== DATA ==
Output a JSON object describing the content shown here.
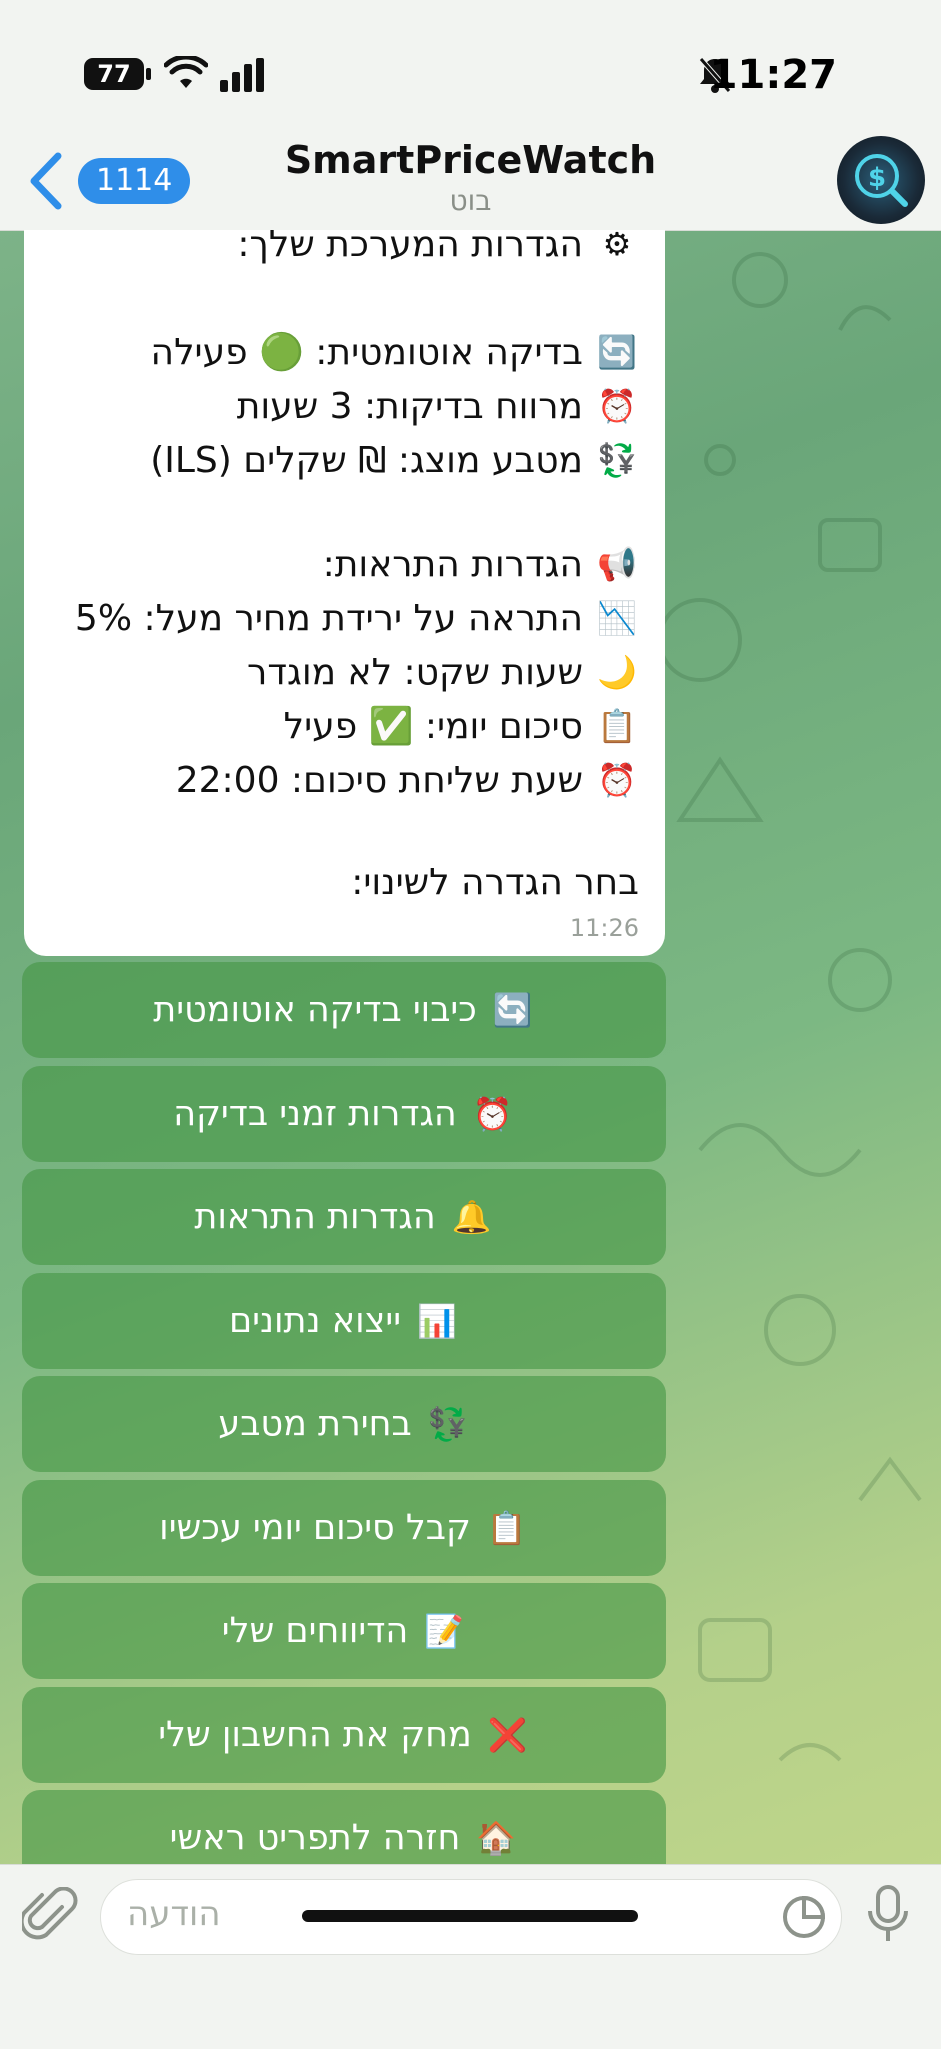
{
  "status": {
    "time": "11:27",
    "battery": "77"
  },
  "header": {
    "back_count": "1114",
    "title": "SmartPriceWatch",
    "subtitle": "בוט"
  },
  "message": {
    "lines": [
      {
        "icon": "gear-icon",
        "glyph": "⚙",
        "text": "הגדרות המערכת שלך:"
      },
      {
        "icon": "refresh-icon",
        "glyph": "🔄",
        "text": "בדיקה אוטומטית: 🟢 פעילה"
      },
      {
        "icon": "alarm-clock-icon",
        "glyph": "⏰",
        "text": "מרווח בדיקות: 3 שעות"
      },
      {
        "icon": "currency-exchange-icon",
        "glyph": "💱",
        "text": "מטבע מוצג: ₪ שקלים (ILS)"
      },
      {
        "icon": "megaphone-icon",
        "glyph": "📢",
        "text": "הגדרות התראות:"
      },
      {
        "icon": "chart-decreasing-icon",
        "glyph": "📉",
        "text": "התראה על ירידת מחיר מעל: 5%"
      },
      {
        "icon": "crescent-moon-icon",
        "glyph": "🌙",
        "text": "שעות שקט: לא מוגדר"
      },
      {
        "icon": "clipboard-icon",
        "glyph": "📋",
        "text": "סיכום יומי: ✅ פעיל"
      },
      {
        "icon": "alarm-clock-icon",
        "glyph": "⏰",
        "text": "שעת שליחת סיכום: 22:00"
      },
      {
        "icon": "",
        "glyph": "",
        "text": "בחר הגדרה לשינוי:"
      }
    ],
    "time": "11:26"
  },
  "buttons": [
    {
      "icon": "refresh-icon",
      "glyph": "🔄",
      "label": "כיבוי בדיקה אוטומטית"
    },
    {
      "icon": "alarm-clock-icon",
      "glyph": "⏰",
      "label": "הגדרות זמני בדיקה"
    },
    {
      "icon": "bell-icon",
      "glyph": "🔔",
      "label": "הגדרות התראות"
    },
    {
      "icon": "bar-chart-icon",
      "glyph": "📊",
      "label": "ייצוא נתונים"
    },
    {
      "icon": "currency-exchange-icon",
      "glyph": "💱",
      "label": "בחירת מטבע"
    },
    {
      "icon": "clipboard-icon",
      "glyph": "📋",
      "label": "קבל סיכום יומי עכשיו"
    },
    {
      "icon": "memo-icon",
      "glyph": "📝",
      "label": "הדיווחים שלי"
    },
    {
      "icon": "cross-mark-icon",
      "glyph": "❌",
      "label": "מחק את החשבון שלי"
    },
    {
      "icon": "house-icon",
      "glyph": "🏠",
      "label": "חזרה לתפריט ראשי"
    }
  ],
  "composer": {
    "placeholder": "הודעה"
  }
}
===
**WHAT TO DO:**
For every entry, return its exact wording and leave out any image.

**SOLUTION FOR THIS EXERCISE:**
Output a JSON object describing the content shown here.
{
  "status": {
    "time": "11:27",
    "battery": "77"
  },
  "header": {
    "back_count": "1114",
    "title": "SmartPriceWatch",
    "subtitle": "בוט"
  },
  "message": {
    "lines": [
      {
        "icon": "gear-icon",
        "glyph": "⚙",
        "text": "הגדרות המערכת שלך:"
      },
      {
        "icon": "refresh-icon",
        "glyph": "🔄",
        "text": "בדיקה אוטומטית: 🟢 פעילה"
      },
      {
        "icon": "alarm-clock-icon",
        "glyph": "⏰",
        "text": "מרווח בדיקות: 3 שעות"
      },
      {
        "icon": "currency-exchange-icon",
        "glyph": "💱",
        "text": "מטבע מוצג: ₪ שקלים (ILS)"
      },
      {
        "icon": "megaphone-icon",
        "glyph": "📢",
        "text": "הגדרות התראות:"
      },
      {
        "icon": "chart-decreasing-icon",
        "glyph": "📉",
        "text": "התראה על ירידת מחיר מעל: 5%"
      },
      {
        "icon": "crescent-moon-icon",
        "glyph": "🌙",
        "text": "שעות שקט: לא מוגדר"
      },
      {
        "icon": "clipboard-icon",
        "glyph": "📋",
        "text": "סיכום יומי: ✅ פעיל"
      },
      {
        "icon": "alarm-clock-icon",
        "glyph": "⏰",
        "text": "שעת שליחת סיכום: 22:00"
      },
      {
        "icon": "",
        "glyph": "",
        "text": "בחר הגדרה לשינוי:"
      }
    ],
    "time": "11:26"
  },
  "buttons": [
    {
      "icon": "refresh-icon",
      "glyph": "🔄",
      "label": "כיבוי בדיקה אוטומטית"
    },
    {
      "icon": "alarm-clock-icon",
      "glyph": "⏰",
      "label": "הגדרות זמני בדיקה"
    },
    {
      "icon": "bell-icon",
      "glyph": "🔔",
      "label": "הגדרות התראות"
    },
    {
      "icon": "bar-chart-icon",
      "glyph": "📊",
      "label": "ייצוא נתונים"
    },
    {
      "icon": "currency-exchange-icon",
      "glyph": "💱",
      "label": "בחירת מטבע"
    },
    {
      "icon": "clipboard-icon",
      "glyph": "📋",
      "label": "קבל סיכום יומי עכשיו"
    },
    {
      "icon": "memo-icon",
      "glyph": "📝",
      "label": "הדיווחים שלי"
    },
    {
      "icon": "cross-mark-icon",
      "glyph": "❌",
      "label": "מחק את החשבון שלי"
    },
    {
      "icon": "house-icon",
      "glyph": "🏠",
      "label": "חזרה לתפריט ראשי"
    }
  ],
  "composer": {
    "placeholder": "הודעה"
  }
}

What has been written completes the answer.